I was also amazed at how quickly I was able to code field validation rules and database lookups with a point-and-click wizard. A lot of the standard error checks, such as checking for duplicates and null values, can be assigned simply by selecting them. All in all, very little coding appears to be involved in building Alpha Five projects, even less—if you can believe it—than with Access. Apparently, that’s exactly as Alpha Software intended it.
As a security-conscious programmer, I was relieved to find that the Alpha Five environment includes some basic security mechanisms. The framework includes encryption, although I was unable to measure the encryption strength or algorithm for this review. Users can be assigned to groups, and groups can be granted permissions at the table level. While I was glad that Alpha Software includes these basic mechanisms, I was disappointed that Alpha Five doesn’t include auditing, a basic Trusted Computing Base requirement. However, it does seem that an auditing system could be coded with Alpha Five’s scripting language, Xbasic. While Alpha Five provides a security framework, it’s not a complete one—rather just a good start.
I was a little surprised and disappointed with the amount of information Alpha Five wants to store in the registry. Instead of creating index files, Alpha Five puts index information in my registry, for reasons that I don’t quite understand. I was surprised to see the 35 subkeys that Alpha Software packed under the HKEY_CURRENT_USER\Software\AlphaSoftware\Alpha5 key on my testing machine.
Maybe I’m a bit of a Luddite, but another aspect of Alpha Five that I didn’t like was the requirement for a proprietary runtime component. Alpha Five applications need either the language or the runtime components installed on the client before they’ll operate. Understandably, these runtime components aren't included with the free evaluation version, so I could only speculate how the system would work on a nondevelopment client. Running on my development box, my freelancer application seemed to run slowly, and I have a sneaking suspicion that performance will also be a bit on the slow side on a client equipped with the runtime module.

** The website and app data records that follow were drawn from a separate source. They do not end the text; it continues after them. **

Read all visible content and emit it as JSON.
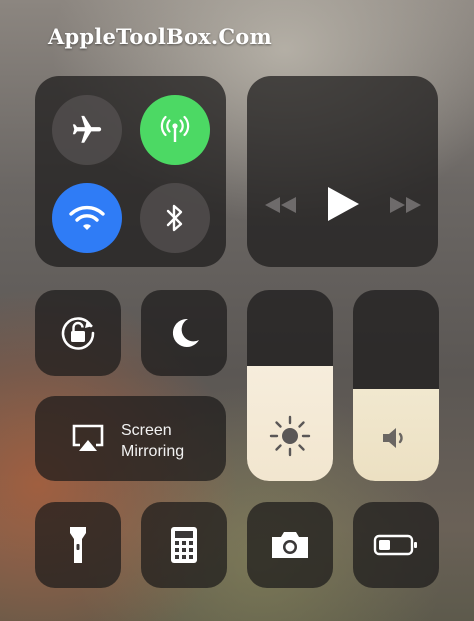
{
  "watermark": "AppleToolBox.Com",
  "connectivity": {
    "airplane": {
      "icon": "airplane-icon",
      "active": false
    },
    "cellular": {
      "icon": "cellular-antenna-icon",
      "active": true,
      "color": "#4cd964"
    },
    "wifi": {
      "icon": "wifi-icon",
      "active": true,
      "color": "#2f7cf6"
    },
    "bluetooth": {
      "icon": "bluetooth-icon",
      "active": false
    }
  },
  "media": {
    "rewind_icon": "rewind-icon",
    "play_icon": "play-icon",
    "forward_icon": "fast-forward-icon"
  },
  "controls": {
    "orientation_lock": {
      "icon": "rotation-lock-icon"
    },
    "do_not_disturb": {
      "icon": "moon-icon"
    }
  },
  "screen_mirroring": {
    "icon": "airplay-icon",
    "label_line1": "Screen",
    "label_line2": "Mirroring"
  },
  "brightness": {
    "icon": "sun-icon",
    "level": 0.6
  },
  "volume": {
    "icon": "speaker-icon",
    "level": 0.48
  },
  "bottom_row": [
    {
      "name": "flashlight",
      "icon": "flashlight-icon"
    },
    {
      "name": "calculator",
      "icon": "calculator-icon"
    },
    {
      "name": "camera",
      "icon": "camera-icon"
    },
    {
      "name": "low-power-mode",
      "icon": "battery-icon"
    }
  ]
}
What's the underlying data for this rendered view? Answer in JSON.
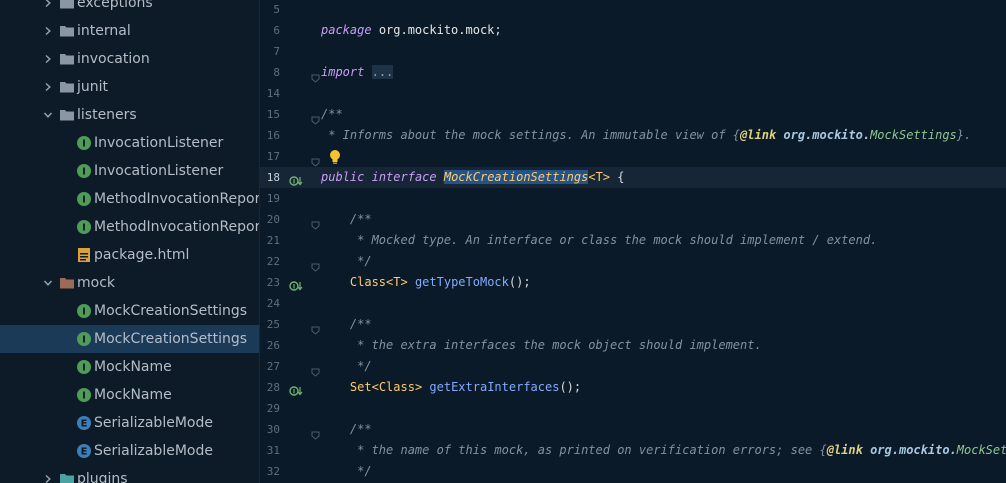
{
  "tree": {
    "items": [
      {
        "label": "exceptions",
        "type": "folder",
        "arrow": "right",
        "indent": 0
      },
      {
        "label": "internal",
        "type": "folder",
        "arrow": "right",
        "indent": 0
      },
      {
        "label": "invocation",
        "type": "folder",
        "arrow": "right",
        "indent": 0
      },
      {
        "label": "junit",
        "type": "folder",
        "arrow": "right",
        "indent": 0
      },
      {
        "label": "listeners",
        "type": "folder",
        "arrow": "down",
        "indent": 0
      },
      {
        "label": "InvocationListener",
        "type": "interface",
        "indent": 1
      },
      {
        "label": "InvocationListener",
        "type": "interface",
        "indent": 1
      },
      {
        "label": "MethodInvocationReport",
        "type": "interface",
        "indent": 1
      },
      {
        "label": "MethodInvocationReport",
        "type": "interface",
        "indent": 1
      },
      {
        "label": "package.html",
        "type": "html",
        "indent": 1
      },
      {
        "label": "mock",
        "type": "folder-brown",
        "arrow": "down",
        "indent": 0
      },
      {
        "label": "MockCreationSettings",
        "type": "interface",
        "indent": 1
      },
      {
        "label": "MockCreationSettings",
        "type": "interface",
        "indent": 1,
        "selected": true
      },
      {
        "label": "MockName",
        "type": "interface",
        "indent": 1
      },
      {
        "label": "MockName",
        "type": "interface",
        "indent": 1
      },
      {
        "label": "SerializableMode",
        "type": "enum",
        "indent": 1
      },
      {
        "label": "SerializableMode",
        "type": "enum",
        "indent": 1
      },
      {
        "label": "plugins",
        "type": "folder-teal",
        "arrow": "right",
        "indent": 0
      }
    ]
  },
  "editor": {
    "lines": [
      {
        "num": "5",
        "tokens": []
      },
      {
        "num": "6",
        "tokens": [
          {
            "t": "package",
            "c": "kw"
          },
          {
            "t": " ",
            "c": "plain"
          },
          {
            "t": "org.mockito.mock",
            "c": "pkg"
          },
          {
            "t": ";",
            "c": "plain"
          }
        ]
      },
      {
        "num": "7",
        "tokens": []
      },
      {
        "num": "8",
        "tokens": [
          {
            "t": "import",
            "c": "kw"
          },
          {
            "t": " ",
            "c": "plain"
          },
          {
            "t": "...",
            "c": "fold-box"
          }
        ],
        "fold": true
      },
      {
        "num": "14",
        "tokens": []
      },
      {
        "num": "15",
        "tokens": [
          {
            "t": "/**",
            "c": "cmt"
          }
        ],
        "fold": true
      },
      {
        "num": "16",
        "tokens": [
          {
            "t": " * Informs about the mock settings. An immutable view of {",
            "c": "cmt"
          },
          {
            "t": "@link",
            "c": "tag"
          },
          {
            "t": " org.mockito.",
            "c": "tagref"
          },
          {
            "t": "MockSettings",
            "c": "tagcls"
          },
          {
            "t": "}.",
            "c": "cmt"
          }
        ]
      },
      {
        "num": "17",
        "tokens": [],
        "bulb": true,
        "fold": true
      },
      {
        "num": "18",
        "tokens": [
          {
            "t": "public",
            "c": "kw"
          },
          {
            "t": " ",
            "c": "plain"
          },
          {
            "t": "interface",
            "c": "kw"
          },
          {
            "t": " ",
            "c": "plain"
          },
          {
            "t": "MockCreationSettings",
            "c": "sel"
          },
          {
            "t": "<T>",
            "c": "cls"
          },
          {
            "t": " {",
            "c": "plain"
          }
        ],
        "current": true,
        "impl": true
      },
      {
        "num": "19",
        "tokens": []
      },
      {
        "num": "20",
        "tokens": [
          {
            "t": "    /**",
            "c": "cmt"
          }
        ],
        "fold": true
      },
      {
        "num": "21",
        "tokens": [
          {
            "t": "     * Mocked type. An interface or class the mock should implement / extend.",
            "c": "cmt"
          }
        ]
      },
      {
        "num": "22",
        "tokens": [
          {
            "t": "     */",
            "c": "cmt"
          }
        ],
        "fold": true
      },
      {
        "num": "23",
        "tokens": [
          {
            "t": "    ",
            "c": "plain"
          },
          {
            "t": "Class",
            "c": "cls"
          },
          {
            "t": "<T>",
            "c": "cls"
          },
          {
            "t": " ",
            "c": "plain"
          },
          {
            "t": "getTypeToMock",
            "c": "meth"
          },
          {
            "t": "();",
            "c": "plain"
          }
        ],
        "impl": true
      },
      {
        "num": "24",
        "tokens": []
      },
      {
        "num": "25",
        "tokens": [
          {
            "t": "    /**",
            "c": "cmt"
          }
        ],
        "fold": true
      },
      {
        "num": "26",
        "tokens": [
          {
            "t": "     * the extra interfaces the mock object should implement.",
            "c": "cmt"
          }
        ]
      },
      {
        "num": "27",
        "tokens": [
          {
            "t": "     */",
            "c": "cmt"
          }
        ],
        "fold": true
      },
      {
        "num": "28",
        "tokens": [
          {
            "t": "    ",
            "c": "plain"
          },
          {
            "t": "Set",
            "c": "cls"
          },
          {
            "t": "<Class>",
            "c": "cls"
          },
          {
            "t": " ",
            "c": "plain"
          },
          {
            "t": "getExtraInterfaces",
            "c": "meth"
          },
          {
            "t": "();",
            "c": "plain"
          }
        ],
        "impl": true
      },
      {
        "num": "29",
        "tokens": []
      },
      {
        "num": "30",
        "tokens": [
          {
            "t": "    /**",
            "c": "cmt"
          }
        ],
        "fold": true
      },
      {
        "num": "31",
        "tokens": [
          {
            "t": "     * the name of this mock, as printed on verification errors; see {",
            "c": "cmt"
          },
          {
            "t": "@link",
            "c": "tag"
          },
          {
            "t": " org.mockito.",
            "c": "tagref"
          },
          {
            "t": "MockSetting",
            "c": "tagcls"
          }
        ]
      },
      {
        "num": "32",
        "tokens": [
          {
            "t": "     */",
            "c": "cmt"
          }
        ]
      }
    ]
  },
  "colors": {
    "folder": "#8a96a3",
    "interface": "#4f9b58",
    "enum": "#3d7fb6",
    "html": "#d9a33a"
  }
}
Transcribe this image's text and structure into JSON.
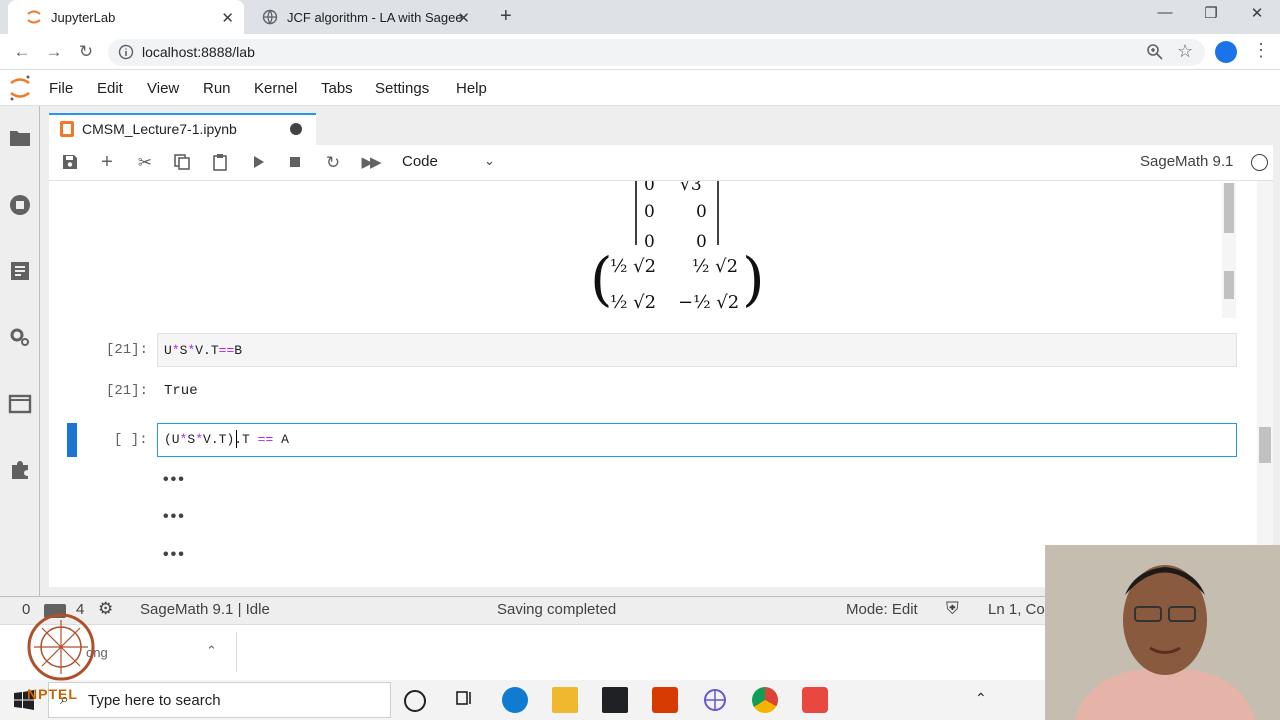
{
  "browser": {
    "tabs": [
      {
        "label": "JupyterLab",
        "icon": "jupyter-icon",
        "active": true
      },
      {
        "label": "JCF algorithm - LA with Sagee",
        "icon": "globe-icon",
        "active": false
      }
    ],
    "new_tab": "+",
    "url": "localhost:8888/lab"
  },
  "menu": [
    "File",
    "Edit",
    "View",
    "Run",
    "Kernel",
    "Tabs",
    "Settings",
    "Help"
  ],
  "notebook": {
    "tab_label": "CMSM_Lecture7-1.ipynb",
    "cell_type": "Code",
    "kernel": "SageMath 9.1"
  },
  "output_matrix_top": {
    "rows": [
      [
        "0",
        "√3"
      ],
      [
        "0",
        "0"
      ],
      [
        "0",
        "0"
      ]
    ]
  },
  "output_matrix_bottom": {
    "rows": [
      [
        "½ √2",
        "½ √2"
      ],
      [
        "½ √2",
        "−½ √2"
      ]
    ]
  },
  "cells": [
    {
      "prompt": "[21]:",
      "code_parts": [
        "U",
        "*",
        "S",
        "*",
        "V.T",
        "==",
        "B"
      ],
      "output_prompt": "[21]:",
      "output": "True"
    },
    {
      "prompt": "[ ]:",
      "code_parts": [
        "(U",
        "*",
        "S",
        "*",
        "V.T).T ",
        "==",
        " A"
      ]
    }
  ],
  "ellipsis": "•••",
  "status": {
    "left_num": "0",
    "left_num2": "4",
    "kernel": "SageMath 9.1 | Idle",
    "center": "Saving completed",
    "mode": "Mode: Edit",
    "position": "Ln 1, Co"
  },
  "download_bar_text": "ong",
  "taskbar": {
    "search_placeholder": "Type here to search",
    "logo_text": "NPTEL"
  },
  "colors": {
    "accent": "#2196f3",
    "active_cell_bar": "#1976d2",
    "operator": "#aa22ff",
    "jupyter_orange": "#f37726"
  }
}
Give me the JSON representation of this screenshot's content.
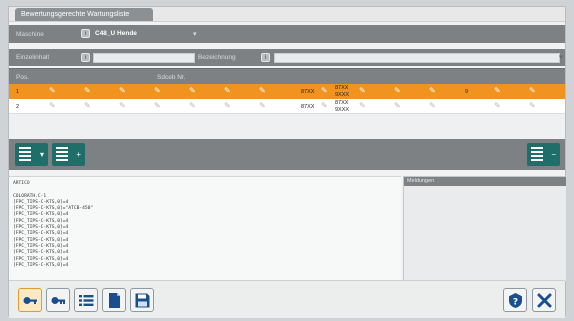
{
  "tab": {
    "label": "Bewertungsgerechte Wartungsliste"
  },
  "machine": {
    "label": "Maschine",
    "badge": "i",
    "value": "C48_U Hende"
  },
  "unit": {
    "label": "Einzelinhalt",
    "badge": "i"
  },
  "designation": {
    "label": "Bezeichnung",
    "badge": "i"
  },
  "grid": {
    "columns": [
      "Pos.",
      "Sdceb Nr."
    ],
    "rows": [
      {
        "pos": "1",
        "code": "87XX",
        "ref": [
          "87XX",
          "9XXX"
        ],
        "end": "9",
        "selected": true
      },
      {
        "pos": "2",
        "code": "87XX",
        "ref": [
          "87XX",
          "9XXX"
        ],
        "end": "",
        "selected": false
      }
    ]
  },
  "code": {
    "lines": [
      "ARTICO",
      "",
      "COLORATH.C-1",
      "[FPC_TIPS-C-KTS,0]=4",
      "[FPC_TIPS-C-KTS,0]=\"ATCB-450\"",
      "[FPC_TIPS-C-KTS,0]=4",
      "[FPC_TIPS-C-KTS,0]=4",
      "[FPC_TIPS-C-KTS,0]=4",
      "[FPC_TIPS-C-KTS,0]=4",
      "[FPC_TIPS-C-KTS,0]=4",
      "[FPC_TIPS-C-KTS,0]=4",
      "[FPC_TIPS-C-KTS,0]=4",
      "[FPC_TIPS-C-KTS,0]=4",
      "[FPC_TIPS-C-KTS,0]=4"
    ]
  },
  "messages": {
    "header": "Meldungen"
  },
  "colors": {
    "accent": "#f0931f",
    "teal": "#1f6e6a",
    "blue": "#1a4f8f"
  },
  "icons": [
    "key-icon",
    "key-alt-icon",
    "list-icon",
    "document-icon",
    "save-icon",
    "help-icon",
    "close-icon"
  ]
}
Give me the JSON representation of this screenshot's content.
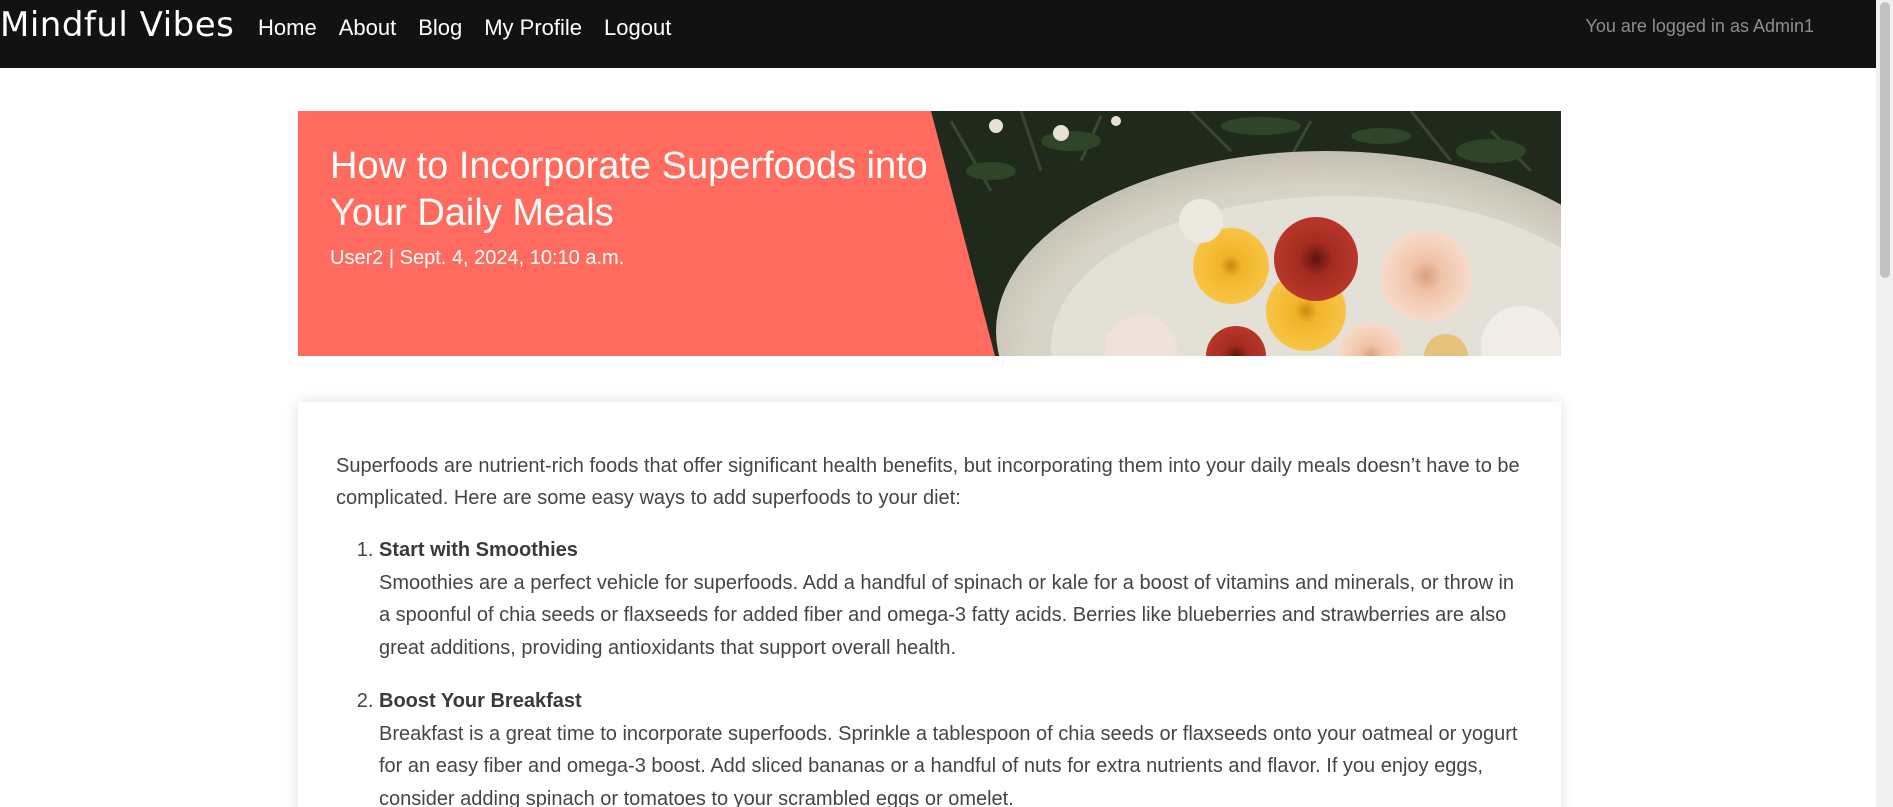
{
  "navbar": {
    "brand": "Mindful Vibes",
    "links": [
      "Home",
      "About",
      "Blog",
      "My Profile",
      "Logout"
    ],
    "status": "You are logged in as Admin1"
  },
  "post": {
    "title": "How to Incorporate Superfoods into Your Daily Meals",
    "meta": "User2 | Sept. 4, 2024, 10:10 a.m.",
    "intro": "Superfoods are nutrient-rich foods that offer significant health benefits, but incorporating them into your daily meals doesn’t have to be complicated. Here are some easy ways to add superfoods to your diet:",
    "items": [
      {
        "title": "Start with Smoothies",
        "body": "Smoothies are a perfect vehicle for superfoods. Add a handful of spinach or kale for a boost of vitamins and minerals, or throw in a spoonful of chia seeds or flaxseeds for added fiber and omega-3 fatty acids. Berries like blueberries and strawberries are also great additions, providing antioxidants that support overall health."
      },
      {
        "title": "Boost Your Breakfast",
        "body": "Breakfast is a great time to incorporate superfoods. Sprinkle a tablespoon of chia seeds or flaxseeds onto your oatmeal or yogurt for an easy fiber and omega-3 boost. Add sliced bananas or a handful of nuts for extra nutrients and flavor. If you enjoy eggs, consider adding spinach or tomatoes to your scrambled eggs or omelet."
      }
    ]
  },
  "colors": {
    "navbar_bg": "#121212",
    "hero_accent": "#ff6b5e",
    "body_text": "#454545"
  }
}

Alpha Five’s main advantage is the speed and ease with which functionality-rich prototypes can be built. The tradeoff for this development speed is performance. In the end, Alpha Five is a fun tool to use and compares favorably with Microsoft Access—especially in terms of functionality and the volume of code required to make a functioning application. While I’ve not been transformed overnight into a die-hard Alpha Five fan, I am convinced that is a valuable prototyping tool and a worthy rival for MS Access.